Those not in New York City still form connections through clear and consistent communication in the online learning environment, said Jenna Coplin. “Students can contact faculty to directly schedule meetings during their weekly office hours. Meetings can be one-on-one or in groups and may be conducted remotely using video chat, for example.” Three of five required courses have a practicum component that is designed to engage students in the experience of doing museum work; students participating remotely can view the events via livestream from anywhere they have internet access. The video recordings from each practicum session are archived for those who are unable to attend, and courses build on materials from the practicum throughout the semester. Courses include curation, technology, and education as well as administration and finance—all geared towards providing students with a broad background on the practical application of museum work and operations. “Students emerging from the program will be prepared to work in a variety of museum-related fields with an eye to the concern for diversity and inclusiveness, something often overlooked in current museum practice,” said Coplin.
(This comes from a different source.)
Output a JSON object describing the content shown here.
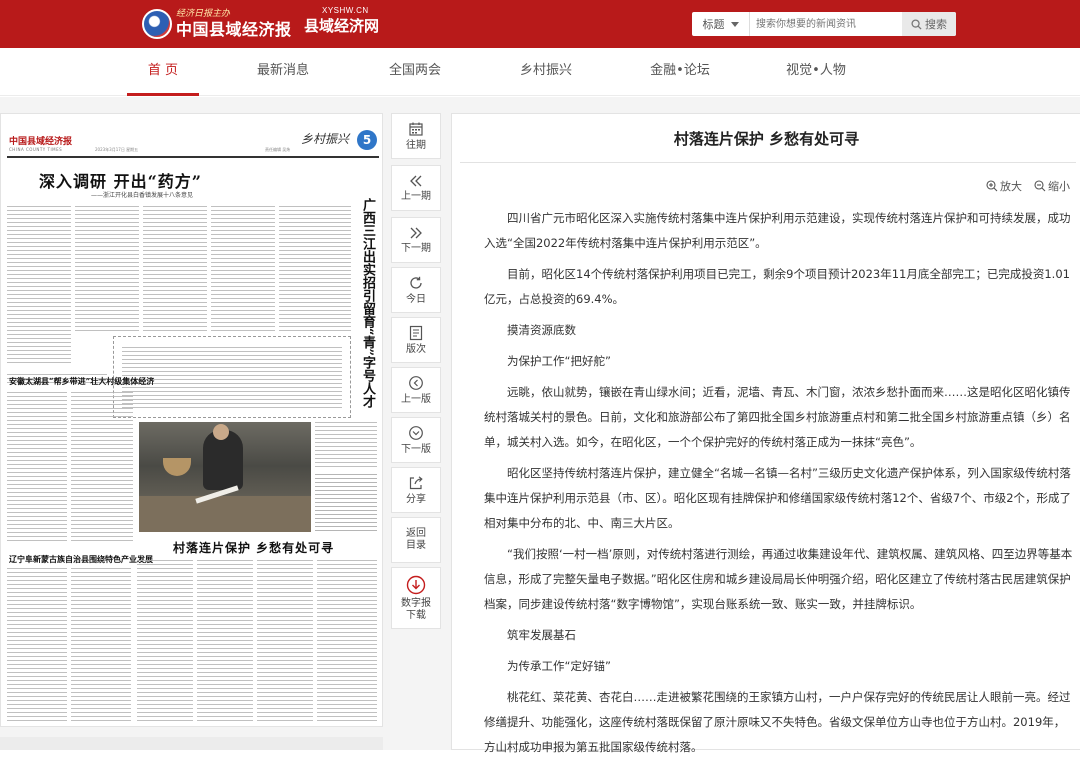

Coplin reinforced that almost all current students work, many full-time and with family or other responsibilities. Pitkin expressed confidence in being prepared for what lies ahead: “Because of its rigor, and the ability of most students to multi-manage the demands of the program with the demands of their work, I feel strongly that students in the CUNY SPS program will already have an edge in being able to handle the wide-ranging job demands that museum professionals are expected to be ready for in today’s field. Diversifying the museum field means finding mechanisms to allow a diverse array of people to access preparatory programs, and this program is doing that. ”
Interested in learning more about CUNY’s Master of Arts in Museum Studies program? Register to attend this May 12 online information session. Explore the program’s curriculum, and apply for the Fall 2020 semester by Monday, May 18, 2020.
-Amy Aronoff, Senior Communications Officer
This post is part of a regular blog series highlighting #NYFAPartner sponsor organizations, and the third in our “Get Into Grad School” series on NYFA Current. Follow NYFA on Twitter, Facebook, LinkedIn, and Instagram to see the latest news about each #NYFAPartner. Sign up for NYFA’s bi-weekly newsletter, NYFA News, to receive announcements about future NYFA events and programs.
Images: Courtesy of CUNY SPS and New-York Historical Society